All Wine News, All The Time 2001 Chateau Potelle Estate "VGS" Chardonnay, Mt. Veeder, Napa 2001 Chateau Haut-Brion, Pessac-Leognan (Bordeaux), France Wine Blogging Wednesday#8: Sicilian Reds 2001 La Sirena Cabernet Sauvignon, Napa Just How Good Is Manresa?

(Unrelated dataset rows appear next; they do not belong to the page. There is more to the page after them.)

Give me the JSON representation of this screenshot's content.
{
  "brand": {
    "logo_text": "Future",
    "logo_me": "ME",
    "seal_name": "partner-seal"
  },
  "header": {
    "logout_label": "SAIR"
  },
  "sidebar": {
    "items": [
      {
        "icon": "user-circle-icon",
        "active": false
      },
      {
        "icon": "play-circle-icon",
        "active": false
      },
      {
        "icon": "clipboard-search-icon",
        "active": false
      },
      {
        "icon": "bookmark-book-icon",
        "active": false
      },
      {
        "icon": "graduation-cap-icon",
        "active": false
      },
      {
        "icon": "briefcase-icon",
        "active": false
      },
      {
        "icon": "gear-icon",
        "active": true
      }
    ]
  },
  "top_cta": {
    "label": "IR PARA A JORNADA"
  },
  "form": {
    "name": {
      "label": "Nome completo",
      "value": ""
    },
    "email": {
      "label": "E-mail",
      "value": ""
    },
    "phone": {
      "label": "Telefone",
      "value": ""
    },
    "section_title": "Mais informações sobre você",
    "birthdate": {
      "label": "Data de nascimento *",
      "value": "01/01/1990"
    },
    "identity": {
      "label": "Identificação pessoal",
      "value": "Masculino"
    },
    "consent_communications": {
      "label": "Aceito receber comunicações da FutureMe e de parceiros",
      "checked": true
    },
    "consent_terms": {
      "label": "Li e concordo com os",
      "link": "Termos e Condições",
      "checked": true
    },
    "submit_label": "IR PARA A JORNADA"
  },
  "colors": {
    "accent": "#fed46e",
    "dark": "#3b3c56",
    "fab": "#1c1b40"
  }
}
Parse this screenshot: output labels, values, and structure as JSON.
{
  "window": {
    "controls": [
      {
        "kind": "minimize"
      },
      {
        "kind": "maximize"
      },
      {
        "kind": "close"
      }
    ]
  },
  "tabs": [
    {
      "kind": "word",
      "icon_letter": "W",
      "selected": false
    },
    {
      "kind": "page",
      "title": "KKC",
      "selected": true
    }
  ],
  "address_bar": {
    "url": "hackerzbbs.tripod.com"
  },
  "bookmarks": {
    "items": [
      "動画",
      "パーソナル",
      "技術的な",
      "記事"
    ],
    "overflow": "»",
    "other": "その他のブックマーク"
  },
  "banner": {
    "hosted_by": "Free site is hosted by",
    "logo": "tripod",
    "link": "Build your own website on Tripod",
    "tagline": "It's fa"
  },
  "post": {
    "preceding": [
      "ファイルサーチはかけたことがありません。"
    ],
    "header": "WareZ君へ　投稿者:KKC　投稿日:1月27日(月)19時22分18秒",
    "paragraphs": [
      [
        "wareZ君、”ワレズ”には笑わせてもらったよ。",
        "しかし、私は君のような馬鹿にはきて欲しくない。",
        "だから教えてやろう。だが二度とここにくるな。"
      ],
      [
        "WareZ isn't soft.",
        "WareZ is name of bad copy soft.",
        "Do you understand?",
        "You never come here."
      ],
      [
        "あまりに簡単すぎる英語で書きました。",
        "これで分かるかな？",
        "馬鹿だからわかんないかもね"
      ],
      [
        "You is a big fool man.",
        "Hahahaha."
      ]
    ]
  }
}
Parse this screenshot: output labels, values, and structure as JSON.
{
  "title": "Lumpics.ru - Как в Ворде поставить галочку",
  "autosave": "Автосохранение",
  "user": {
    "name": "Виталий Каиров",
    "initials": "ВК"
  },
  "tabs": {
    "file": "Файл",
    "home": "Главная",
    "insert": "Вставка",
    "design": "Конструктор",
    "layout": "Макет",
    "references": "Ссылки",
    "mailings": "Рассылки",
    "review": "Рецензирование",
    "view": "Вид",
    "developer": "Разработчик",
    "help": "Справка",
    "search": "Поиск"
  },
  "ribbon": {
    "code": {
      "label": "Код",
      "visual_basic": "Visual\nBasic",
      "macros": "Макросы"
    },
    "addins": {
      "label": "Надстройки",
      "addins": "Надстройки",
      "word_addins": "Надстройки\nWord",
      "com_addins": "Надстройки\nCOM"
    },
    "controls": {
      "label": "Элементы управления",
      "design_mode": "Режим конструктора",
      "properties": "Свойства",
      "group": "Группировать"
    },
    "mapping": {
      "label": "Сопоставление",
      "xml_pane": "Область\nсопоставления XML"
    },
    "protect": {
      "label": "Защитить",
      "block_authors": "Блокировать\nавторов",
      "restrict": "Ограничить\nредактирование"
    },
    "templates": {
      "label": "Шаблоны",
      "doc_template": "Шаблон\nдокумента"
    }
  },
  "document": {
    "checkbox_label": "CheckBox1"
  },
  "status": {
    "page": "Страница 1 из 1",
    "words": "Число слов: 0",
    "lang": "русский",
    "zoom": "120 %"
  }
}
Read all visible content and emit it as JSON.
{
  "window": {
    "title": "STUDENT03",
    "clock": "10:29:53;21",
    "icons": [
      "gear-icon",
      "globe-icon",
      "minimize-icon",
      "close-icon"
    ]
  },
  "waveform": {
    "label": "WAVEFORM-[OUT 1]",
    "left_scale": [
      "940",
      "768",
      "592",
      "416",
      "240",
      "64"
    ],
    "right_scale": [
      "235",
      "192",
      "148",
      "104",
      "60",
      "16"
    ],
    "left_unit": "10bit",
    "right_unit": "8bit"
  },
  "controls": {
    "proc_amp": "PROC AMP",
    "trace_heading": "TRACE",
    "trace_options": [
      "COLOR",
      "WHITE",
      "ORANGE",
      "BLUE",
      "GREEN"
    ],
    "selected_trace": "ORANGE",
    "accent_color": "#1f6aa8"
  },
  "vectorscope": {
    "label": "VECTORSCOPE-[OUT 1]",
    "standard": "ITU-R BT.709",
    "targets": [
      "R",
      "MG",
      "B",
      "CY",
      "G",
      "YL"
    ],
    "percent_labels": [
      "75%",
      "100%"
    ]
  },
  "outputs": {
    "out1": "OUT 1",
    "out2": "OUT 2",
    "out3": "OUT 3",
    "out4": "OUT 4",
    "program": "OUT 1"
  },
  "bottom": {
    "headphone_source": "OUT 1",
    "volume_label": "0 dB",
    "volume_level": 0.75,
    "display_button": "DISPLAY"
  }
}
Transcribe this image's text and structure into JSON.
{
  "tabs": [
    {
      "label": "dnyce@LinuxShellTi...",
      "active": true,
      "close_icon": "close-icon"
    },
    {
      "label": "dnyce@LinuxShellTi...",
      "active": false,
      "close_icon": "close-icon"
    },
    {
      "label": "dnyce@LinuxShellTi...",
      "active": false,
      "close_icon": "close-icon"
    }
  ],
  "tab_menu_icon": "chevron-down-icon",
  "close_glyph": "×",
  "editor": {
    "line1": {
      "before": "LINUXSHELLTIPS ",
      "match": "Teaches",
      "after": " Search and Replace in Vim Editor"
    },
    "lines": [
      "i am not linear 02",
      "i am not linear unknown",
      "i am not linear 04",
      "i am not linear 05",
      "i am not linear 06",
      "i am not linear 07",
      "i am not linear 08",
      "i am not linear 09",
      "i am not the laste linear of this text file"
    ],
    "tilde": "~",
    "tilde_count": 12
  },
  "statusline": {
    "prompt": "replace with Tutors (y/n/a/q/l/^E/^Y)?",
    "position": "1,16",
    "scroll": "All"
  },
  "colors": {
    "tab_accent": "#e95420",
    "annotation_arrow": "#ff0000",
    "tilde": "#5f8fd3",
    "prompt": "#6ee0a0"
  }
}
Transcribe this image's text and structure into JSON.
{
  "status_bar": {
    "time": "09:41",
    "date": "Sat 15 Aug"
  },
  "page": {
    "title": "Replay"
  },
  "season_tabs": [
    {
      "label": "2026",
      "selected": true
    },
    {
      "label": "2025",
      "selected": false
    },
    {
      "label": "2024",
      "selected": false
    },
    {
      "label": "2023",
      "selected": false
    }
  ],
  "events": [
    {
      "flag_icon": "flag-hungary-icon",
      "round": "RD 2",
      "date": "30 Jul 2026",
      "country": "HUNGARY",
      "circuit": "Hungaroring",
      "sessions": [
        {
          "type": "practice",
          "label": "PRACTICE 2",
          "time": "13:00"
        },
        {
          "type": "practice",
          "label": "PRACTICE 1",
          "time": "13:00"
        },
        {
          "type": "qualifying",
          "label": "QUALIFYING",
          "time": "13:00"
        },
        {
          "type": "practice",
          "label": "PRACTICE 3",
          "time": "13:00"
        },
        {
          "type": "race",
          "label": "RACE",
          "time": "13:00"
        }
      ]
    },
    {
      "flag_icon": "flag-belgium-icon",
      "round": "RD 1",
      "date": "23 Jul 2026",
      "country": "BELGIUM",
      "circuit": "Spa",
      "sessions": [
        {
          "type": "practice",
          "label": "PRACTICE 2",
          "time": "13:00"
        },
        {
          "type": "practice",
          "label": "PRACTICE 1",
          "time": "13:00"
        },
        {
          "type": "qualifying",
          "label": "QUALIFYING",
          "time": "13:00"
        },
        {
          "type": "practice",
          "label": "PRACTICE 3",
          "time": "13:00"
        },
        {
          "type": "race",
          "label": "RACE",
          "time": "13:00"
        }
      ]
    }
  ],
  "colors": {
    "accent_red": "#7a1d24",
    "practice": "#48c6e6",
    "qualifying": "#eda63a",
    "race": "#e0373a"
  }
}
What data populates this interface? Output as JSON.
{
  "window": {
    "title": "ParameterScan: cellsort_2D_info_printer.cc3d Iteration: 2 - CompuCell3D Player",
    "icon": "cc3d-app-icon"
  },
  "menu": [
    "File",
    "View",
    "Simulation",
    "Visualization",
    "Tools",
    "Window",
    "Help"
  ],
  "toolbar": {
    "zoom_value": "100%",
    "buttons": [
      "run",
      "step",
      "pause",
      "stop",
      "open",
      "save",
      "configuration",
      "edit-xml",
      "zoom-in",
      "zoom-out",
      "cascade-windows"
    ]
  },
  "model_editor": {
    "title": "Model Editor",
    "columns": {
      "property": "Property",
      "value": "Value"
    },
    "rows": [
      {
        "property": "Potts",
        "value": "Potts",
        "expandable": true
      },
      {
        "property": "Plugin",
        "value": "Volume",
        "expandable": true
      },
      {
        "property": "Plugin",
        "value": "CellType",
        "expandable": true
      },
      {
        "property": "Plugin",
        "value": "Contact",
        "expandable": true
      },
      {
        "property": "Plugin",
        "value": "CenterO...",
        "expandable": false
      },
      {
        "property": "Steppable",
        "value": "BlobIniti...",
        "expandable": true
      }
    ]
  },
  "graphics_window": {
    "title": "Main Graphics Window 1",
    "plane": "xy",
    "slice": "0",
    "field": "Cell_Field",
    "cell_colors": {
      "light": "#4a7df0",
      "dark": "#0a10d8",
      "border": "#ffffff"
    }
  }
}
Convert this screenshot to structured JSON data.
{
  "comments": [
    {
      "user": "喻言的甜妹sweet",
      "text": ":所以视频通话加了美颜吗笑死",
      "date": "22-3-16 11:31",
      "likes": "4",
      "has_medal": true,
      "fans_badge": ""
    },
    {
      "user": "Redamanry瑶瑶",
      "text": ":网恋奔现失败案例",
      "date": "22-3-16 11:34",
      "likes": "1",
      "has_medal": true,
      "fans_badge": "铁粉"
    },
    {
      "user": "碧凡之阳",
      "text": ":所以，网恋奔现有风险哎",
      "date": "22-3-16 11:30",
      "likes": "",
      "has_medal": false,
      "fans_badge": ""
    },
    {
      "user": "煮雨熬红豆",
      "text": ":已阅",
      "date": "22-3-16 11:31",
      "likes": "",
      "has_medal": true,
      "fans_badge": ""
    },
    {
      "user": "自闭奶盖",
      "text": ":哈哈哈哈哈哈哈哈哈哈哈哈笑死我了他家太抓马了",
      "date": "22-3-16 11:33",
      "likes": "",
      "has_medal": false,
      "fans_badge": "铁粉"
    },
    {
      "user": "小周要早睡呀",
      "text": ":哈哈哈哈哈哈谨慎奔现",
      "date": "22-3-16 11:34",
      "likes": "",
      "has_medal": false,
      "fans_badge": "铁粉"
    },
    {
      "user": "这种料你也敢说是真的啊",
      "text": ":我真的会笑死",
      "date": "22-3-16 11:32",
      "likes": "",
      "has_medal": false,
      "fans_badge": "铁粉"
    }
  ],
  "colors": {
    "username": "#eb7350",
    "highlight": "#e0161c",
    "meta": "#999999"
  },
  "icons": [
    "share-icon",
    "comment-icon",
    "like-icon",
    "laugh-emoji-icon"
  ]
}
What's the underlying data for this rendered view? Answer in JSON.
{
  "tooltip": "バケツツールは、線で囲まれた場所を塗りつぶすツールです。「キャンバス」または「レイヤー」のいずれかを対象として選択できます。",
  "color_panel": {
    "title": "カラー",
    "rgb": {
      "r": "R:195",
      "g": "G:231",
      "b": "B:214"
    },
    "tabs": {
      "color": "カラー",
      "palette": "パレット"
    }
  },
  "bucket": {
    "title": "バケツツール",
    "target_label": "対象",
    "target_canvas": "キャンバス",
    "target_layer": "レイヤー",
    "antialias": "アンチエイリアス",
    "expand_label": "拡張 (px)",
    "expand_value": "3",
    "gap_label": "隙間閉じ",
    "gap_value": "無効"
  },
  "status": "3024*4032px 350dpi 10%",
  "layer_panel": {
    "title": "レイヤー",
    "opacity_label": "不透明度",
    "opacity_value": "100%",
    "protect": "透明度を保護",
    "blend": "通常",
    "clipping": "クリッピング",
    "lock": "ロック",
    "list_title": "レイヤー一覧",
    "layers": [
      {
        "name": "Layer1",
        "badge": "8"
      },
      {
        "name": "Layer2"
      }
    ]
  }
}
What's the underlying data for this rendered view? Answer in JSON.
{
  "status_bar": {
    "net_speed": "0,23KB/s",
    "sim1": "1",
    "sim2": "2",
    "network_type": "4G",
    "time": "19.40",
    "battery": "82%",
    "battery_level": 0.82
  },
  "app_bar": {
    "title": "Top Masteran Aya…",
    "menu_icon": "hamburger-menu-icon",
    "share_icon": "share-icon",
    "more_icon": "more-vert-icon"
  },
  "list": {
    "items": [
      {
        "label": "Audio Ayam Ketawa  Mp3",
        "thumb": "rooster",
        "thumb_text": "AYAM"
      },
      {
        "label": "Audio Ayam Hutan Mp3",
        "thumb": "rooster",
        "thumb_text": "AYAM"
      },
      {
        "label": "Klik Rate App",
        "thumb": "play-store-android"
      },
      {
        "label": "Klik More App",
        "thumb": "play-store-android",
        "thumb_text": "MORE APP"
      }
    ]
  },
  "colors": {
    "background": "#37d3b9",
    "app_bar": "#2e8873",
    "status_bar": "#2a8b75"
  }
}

Now THAT'S a Penal System Wine Vocabulary Examined, er... Chronicled Terroir Doesn't Exist and Parker Is Pricey Restaurant Review: Blackbird, Chicago

Favorite Posts From the Archives

Wine Will Never Smell the Same Again: Luca Turin and the Science of Scent Forlorn Hope: The Remarkable Wines of Matthew Rorick Debating Robert Parker At His Invitation Passopisciaro Winery, Etna, Sicily: Current Releases Should We Care What Winemakers Say? The Sweet Taste of Freedom: Austria's Ruster Ausbruch Wines 2009 Burgundy Vintage According to Domaine de la Romanée-Conti Charles Banks: The New Man Behind Mayacamas Wine from the Caldera: The Incredible Viticulture of Santorini Why Community Tasting Notes Sites Will Fail Chateau Rayas and the 2012 Vintage of Chateauneuf-du-Pape A Life Indomitable: The Wines of Casal Santa Maria, Portugal Bay Area Bordeaux: Tasting Santa Cruz Mountain Cabernets Forgotten Jewels: Reviving Chile's Old Vine Carignane The First-Timer's Guide to Les Trois Glorieuses of Hospices de Beaune

Archives by Month


Required Reading for Wine Lovers

The Oxford Companion to Wine by Jancis Robinson Wine Grapes The World Atlas of Wine by Hugh Johnson to cork or not to cork by George Taber reading between the vines by Terry Theise adventures on the wine route by Kermit Lynch Love By the Glass by Dorothy Gaiter & John Brecher Noble Rot by William Echikson The Science of Wine by Jamie Goode The Judgement of Paris by George Taber The Wine Bible by Karen MacNeil The Botanist and the Vintner by Christy Campbell The Emperor of Wine by Elin McCoy The Taste of Wine by Emile Peynaud